The Night Sister by Jennifer McMahon (Anchor) Letters to famed director Alfred Hitchcock, and the creepy, mostly abandoned Tower Motel (ghosts? monsters?) of London, Vermont take center stage in this atmospheric tale of sibling rivalry, declining family fortunes, and murder. McMahon delves into three generations of strong and secretive women, several narrative perspectives and a time spanning nearly sixty years as she briefly introduces readers to a doomed wife, and mother, contemplating the demise of her family in the face of a deadly secret. You’ll guess until the very end as the layers of the past are revealed, and clever writing with hairpin plot twists raise the stakes and tension as yet another family’s life hangs in the balance.
The Bookseller by Cynthia Swanson (Harper) Detroit, and Kitty—embattled bookstore owner who finds relief from the stress of the day in a rich dream life. There, she is Katharyn, the mother of two endearing children, and the wife of the perfect husband. As the dreams become more detailed, Kitty finds it hard to distinguish which life and family are real. Swanson brings the past and both identities to such vivid reality that it is a feat not to race through to find out if the blurred lines of both lives can find a satisfying resolution.
Girl at War by Sara Novic (Random House) When most Americans think about the Balkan states and the wars which raged there in the second half of the 20th century we think about Bosnia or Kosovo. In Girl at War, Novic offers another perspective, that of a young woman caught up in the fear and heartache of the Croatian War for Independence. Whelan’s narration is very well balanced, striking the appropriate emotional notes without being melodramatic.

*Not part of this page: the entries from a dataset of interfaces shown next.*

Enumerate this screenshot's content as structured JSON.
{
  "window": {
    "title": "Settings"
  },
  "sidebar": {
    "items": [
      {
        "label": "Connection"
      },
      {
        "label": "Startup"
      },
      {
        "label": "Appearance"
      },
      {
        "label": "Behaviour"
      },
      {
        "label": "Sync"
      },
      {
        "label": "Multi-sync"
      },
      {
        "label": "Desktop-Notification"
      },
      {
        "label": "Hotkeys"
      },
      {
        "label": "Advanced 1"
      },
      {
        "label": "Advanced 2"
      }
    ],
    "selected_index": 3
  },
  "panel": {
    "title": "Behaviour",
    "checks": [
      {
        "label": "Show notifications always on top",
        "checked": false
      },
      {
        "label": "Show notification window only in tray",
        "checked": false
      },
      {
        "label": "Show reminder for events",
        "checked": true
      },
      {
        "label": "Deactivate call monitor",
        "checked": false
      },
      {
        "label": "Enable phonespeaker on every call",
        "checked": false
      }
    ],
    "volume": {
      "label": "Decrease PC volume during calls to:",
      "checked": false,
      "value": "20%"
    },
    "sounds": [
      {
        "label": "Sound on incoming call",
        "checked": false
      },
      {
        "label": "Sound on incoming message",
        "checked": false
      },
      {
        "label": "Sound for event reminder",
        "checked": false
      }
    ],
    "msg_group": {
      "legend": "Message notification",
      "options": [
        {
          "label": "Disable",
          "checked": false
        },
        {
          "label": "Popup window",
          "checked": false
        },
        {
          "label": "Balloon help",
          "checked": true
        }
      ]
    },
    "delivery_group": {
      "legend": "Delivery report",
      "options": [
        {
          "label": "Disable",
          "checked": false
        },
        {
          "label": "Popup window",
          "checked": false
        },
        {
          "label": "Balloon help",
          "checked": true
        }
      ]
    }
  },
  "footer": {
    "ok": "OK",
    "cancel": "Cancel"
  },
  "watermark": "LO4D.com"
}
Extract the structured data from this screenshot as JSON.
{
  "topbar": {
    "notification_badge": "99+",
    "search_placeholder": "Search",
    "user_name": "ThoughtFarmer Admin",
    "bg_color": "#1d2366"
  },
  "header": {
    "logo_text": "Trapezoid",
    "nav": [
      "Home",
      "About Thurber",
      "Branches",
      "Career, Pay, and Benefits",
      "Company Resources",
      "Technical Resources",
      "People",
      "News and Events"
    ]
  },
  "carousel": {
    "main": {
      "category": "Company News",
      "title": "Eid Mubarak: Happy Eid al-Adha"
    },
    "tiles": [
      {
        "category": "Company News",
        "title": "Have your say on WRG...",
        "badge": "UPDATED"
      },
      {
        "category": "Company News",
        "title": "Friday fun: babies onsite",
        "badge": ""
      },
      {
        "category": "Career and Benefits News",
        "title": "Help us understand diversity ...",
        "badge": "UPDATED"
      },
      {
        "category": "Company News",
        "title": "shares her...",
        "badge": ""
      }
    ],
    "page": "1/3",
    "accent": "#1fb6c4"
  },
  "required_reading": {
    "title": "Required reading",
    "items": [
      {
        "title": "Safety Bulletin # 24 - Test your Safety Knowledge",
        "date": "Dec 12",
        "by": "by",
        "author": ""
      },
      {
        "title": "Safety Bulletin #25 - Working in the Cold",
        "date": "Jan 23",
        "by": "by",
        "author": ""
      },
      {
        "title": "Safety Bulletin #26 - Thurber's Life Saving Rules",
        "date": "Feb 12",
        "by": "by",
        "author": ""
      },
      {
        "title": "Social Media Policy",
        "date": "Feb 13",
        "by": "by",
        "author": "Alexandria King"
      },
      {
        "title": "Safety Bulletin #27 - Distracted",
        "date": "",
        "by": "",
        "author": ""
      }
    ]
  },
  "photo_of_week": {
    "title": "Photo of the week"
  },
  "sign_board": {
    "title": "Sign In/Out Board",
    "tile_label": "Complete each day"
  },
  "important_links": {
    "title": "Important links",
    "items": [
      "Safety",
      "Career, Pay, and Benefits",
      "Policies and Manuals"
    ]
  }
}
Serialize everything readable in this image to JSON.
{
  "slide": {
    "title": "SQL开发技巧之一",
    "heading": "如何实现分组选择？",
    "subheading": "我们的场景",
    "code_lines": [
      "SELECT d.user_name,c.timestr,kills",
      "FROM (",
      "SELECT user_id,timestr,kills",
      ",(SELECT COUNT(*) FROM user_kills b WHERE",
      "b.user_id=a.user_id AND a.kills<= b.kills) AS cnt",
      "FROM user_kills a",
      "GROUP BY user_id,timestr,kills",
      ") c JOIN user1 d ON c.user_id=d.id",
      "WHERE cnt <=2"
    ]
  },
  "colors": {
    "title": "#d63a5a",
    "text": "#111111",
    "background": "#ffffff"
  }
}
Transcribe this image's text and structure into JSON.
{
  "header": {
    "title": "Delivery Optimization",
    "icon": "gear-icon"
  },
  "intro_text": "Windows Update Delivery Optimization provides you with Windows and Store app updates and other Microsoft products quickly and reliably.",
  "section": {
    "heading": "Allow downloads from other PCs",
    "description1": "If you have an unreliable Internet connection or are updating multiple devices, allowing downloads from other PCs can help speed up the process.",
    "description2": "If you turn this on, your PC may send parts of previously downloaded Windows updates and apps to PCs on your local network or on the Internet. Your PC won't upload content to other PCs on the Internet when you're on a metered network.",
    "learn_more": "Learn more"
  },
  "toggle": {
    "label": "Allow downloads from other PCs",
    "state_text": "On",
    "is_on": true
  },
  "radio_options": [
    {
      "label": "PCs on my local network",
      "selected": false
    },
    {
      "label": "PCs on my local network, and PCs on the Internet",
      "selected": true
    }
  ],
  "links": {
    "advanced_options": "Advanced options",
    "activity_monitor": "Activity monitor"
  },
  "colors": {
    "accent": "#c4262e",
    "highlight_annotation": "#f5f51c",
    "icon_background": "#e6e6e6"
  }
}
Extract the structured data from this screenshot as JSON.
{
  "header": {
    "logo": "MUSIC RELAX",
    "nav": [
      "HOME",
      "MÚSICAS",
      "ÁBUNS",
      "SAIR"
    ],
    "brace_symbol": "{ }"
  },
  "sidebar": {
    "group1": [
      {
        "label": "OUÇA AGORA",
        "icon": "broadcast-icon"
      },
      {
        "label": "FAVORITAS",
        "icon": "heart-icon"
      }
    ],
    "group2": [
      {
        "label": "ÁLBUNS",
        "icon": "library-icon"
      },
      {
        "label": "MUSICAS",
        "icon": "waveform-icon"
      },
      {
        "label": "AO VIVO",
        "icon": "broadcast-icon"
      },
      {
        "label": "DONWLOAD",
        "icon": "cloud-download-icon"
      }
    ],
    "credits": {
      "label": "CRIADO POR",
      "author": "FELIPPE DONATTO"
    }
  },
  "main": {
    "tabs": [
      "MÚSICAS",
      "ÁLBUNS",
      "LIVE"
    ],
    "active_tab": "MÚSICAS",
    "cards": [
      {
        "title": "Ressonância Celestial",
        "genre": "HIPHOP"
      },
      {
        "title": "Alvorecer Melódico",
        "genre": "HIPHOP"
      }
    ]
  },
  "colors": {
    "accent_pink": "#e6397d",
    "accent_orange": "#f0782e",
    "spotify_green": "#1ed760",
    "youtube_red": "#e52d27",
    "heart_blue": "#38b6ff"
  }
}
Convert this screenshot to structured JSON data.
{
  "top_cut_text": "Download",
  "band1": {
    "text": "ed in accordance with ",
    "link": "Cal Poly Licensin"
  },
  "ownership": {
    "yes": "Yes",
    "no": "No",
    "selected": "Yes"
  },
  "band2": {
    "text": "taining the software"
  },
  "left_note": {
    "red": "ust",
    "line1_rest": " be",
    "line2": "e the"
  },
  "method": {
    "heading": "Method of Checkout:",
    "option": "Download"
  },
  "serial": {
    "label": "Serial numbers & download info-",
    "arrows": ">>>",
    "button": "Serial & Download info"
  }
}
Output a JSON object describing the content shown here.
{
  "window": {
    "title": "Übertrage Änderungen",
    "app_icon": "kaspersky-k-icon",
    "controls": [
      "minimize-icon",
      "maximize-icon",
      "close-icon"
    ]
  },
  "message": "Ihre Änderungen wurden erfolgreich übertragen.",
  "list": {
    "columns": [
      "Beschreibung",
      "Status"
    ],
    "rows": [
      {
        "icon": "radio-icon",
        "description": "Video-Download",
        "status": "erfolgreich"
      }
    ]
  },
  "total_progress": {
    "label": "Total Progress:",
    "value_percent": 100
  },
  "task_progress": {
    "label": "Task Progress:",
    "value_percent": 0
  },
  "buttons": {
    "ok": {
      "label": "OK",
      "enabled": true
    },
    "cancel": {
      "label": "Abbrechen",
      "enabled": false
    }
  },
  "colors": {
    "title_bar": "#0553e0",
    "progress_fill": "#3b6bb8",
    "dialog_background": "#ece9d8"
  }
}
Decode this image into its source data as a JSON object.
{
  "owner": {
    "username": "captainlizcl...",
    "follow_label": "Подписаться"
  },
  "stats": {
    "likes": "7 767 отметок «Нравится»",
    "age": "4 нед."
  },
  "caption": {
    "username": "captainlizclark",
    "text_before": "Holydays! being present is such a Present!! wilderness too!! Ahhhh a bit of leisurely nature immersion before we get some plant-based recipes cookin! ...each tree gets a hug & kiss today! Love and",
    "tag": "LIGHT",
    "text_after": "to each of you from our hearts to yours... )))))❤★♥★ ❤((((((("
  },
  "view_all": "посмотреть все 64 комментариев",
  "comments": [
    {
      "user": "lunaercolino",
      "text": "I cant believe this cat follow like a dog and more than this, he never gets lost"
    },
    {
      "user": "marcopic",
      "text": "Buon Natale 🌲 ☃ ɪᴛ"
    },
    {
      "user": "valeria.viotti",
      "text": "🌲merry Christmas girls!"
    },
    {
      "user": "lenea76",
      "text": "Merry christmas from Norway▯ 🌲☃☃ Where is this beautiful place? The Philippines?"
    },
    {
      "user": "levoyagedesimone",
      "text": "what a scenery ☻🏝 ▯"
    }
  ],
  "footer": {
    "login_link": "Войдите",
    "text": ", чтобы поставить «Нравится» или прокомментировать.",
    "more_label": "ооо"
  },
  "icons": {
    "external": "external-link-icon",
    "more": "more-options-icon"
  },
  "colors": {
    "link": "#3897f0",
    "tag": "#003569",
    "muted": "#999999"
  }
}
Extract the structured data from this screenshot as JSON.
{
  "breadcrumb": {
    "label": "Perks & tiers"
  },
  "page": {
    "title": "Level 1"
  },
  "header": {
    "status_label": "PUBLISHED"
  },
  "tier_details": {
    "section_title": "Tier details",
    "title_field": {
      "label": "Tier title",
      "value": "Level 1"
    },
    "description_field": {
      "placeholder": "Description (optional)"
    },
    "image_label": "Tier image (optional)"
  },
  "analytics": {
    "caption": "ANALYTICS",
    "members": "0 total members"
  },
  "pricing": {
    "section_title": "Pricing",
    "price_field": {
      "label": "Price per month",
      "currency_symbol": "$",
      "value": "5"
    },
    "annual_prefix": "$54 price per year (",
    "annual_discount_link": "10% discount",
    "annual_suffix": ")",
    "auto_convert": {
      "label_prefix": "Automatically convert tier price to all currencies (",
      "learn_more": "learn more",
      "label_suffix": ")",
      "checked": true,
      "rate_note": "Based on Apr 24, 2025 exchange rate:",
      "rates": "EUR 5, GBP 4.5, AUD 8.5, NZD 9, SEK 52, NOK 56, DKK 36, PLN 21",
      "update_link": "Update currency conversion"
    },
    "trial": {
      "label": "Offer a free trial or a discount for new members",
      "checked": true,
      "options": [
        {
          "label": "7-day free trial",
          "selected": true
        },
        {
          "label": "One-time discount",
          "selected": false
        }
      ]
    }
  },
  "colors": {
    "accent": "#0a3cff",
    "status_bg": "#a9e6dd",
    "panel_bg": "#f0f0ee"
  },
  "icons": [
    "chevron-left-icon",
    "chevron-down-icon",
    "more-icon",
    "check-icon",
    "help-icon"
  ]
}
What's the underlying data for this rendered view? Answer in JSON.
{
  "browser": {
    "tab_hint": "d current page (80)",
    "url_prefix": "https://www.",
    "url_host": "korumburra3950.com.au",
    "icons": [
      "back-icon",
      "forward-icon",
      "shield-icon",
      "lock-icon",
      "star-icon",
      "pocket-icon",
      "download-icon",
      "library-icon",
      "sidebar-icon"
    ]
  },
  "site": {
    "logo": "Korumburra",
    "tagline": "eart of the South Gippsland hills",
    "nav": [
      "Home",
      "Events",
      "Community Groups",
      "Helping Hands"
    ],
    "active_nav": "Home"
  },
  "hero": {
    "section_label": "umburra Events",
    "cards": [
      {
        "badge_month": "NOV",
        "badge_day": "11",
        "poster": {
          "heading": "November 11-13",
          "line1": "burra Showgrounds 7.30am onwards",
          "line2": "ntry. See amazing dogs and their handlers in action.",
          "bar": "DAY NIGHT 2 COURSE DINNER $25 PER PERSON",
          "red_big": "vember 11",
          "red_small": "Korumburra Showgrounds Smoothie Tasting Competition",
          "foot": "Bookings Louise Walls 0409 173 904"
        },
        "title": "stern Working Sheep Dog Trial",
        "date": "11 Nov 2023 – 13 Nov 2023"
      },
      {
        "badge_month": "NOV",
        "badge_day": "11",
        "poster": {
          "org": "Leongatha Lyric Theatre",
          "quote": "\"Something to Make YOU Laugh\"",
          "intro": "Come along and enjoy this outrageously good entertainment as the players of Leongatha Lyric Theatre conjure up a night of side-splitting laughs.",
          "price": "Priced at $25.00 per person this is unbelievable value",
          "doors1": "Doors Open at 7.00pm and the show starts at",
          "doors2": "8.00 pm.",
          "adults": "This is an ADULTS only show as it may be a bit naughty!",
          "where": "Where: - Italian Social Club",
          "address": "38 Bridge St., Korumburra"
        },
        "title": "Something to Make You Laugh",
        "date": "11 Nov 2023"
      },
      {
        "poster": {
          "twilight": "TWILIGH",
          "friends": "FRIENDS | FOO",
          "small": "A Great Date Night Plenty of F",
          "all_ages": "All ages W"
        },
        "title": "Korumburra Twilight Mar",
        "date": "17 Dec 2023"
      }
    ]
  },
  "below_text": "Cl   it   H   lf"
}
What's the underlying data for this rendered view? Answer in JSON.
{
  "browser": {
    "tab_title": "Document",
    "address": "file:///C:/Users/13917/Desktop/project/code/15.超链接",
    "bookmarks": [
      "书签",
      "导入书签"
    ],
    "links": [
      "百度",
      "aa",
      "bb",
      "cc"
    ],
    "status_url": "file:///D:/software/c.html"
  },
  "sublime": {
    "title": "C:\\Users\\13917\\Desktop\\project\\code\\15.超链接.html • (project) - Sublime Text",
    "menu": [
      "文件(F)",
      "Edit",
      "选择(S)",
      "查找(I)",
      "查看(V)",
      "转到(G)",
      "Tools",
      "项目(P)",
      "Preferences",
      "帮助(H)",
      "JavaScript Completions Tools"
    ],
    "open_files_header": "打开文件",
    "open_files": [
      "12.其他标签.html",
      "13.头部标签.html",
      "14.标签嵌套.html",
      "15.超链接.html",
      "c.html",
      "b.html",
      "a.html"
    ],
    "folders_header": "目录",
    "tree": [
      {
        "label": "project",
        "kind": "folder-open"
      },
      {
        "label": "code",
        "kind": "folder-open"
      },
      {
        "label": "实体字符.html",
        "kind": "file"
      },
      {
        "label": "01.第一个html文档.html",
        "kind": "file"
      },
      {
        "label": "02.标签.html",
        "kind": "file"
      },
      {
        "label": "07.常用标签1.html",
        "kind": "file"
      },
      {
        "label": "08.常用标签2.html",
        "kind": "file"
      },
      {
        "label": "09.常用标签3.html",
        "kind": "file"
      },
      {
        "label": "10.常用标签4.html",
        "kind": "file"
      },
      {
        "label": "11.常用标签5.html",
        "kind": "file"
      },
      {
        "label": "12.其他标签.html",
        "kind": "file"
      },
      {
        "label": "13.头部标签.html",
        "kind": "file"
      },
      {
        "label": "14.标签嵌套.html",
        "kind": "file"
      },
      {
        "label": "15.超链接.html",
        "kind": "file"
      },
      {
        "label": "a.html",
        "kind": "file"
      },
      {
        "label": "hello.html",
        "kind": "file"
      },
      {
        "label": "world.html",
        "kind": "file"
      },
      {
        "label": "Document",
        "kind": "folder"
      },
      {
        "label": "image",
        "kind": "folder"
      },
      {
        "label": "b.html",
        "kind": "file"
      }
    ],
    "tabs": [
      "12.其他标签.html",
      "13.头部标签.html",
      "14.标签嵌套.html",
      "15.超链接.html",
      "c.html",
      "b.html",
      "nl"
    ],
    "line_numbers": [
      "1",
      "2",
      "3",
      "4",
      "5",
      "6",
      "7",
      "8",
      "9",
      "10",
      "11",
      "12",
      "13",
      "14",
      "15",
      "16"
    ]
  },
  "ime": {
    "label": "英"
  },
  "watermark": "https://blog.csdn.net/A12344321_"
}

The Well by Catherine Chanter (Washington Square Press) It should have been a bad time to move from the city to a farm, what with the persistent drought throughout not only the UK but all of Europe. But Ruth and her husband Mark are plagued by rumors and bad memories, and they are assured that the farm they are buying has a persistent water table. It is more than that at The Well, though. Here there is rain, crops grow prolifically. It doesn’t take long before their neighbors begin to resent them and their land becomes a magnet for the desperate. Chanter’s tale is enchanting, spinning a web which ensnares readers quickly into Ruth’s life and the dramatic events caused by the catastrophic drought.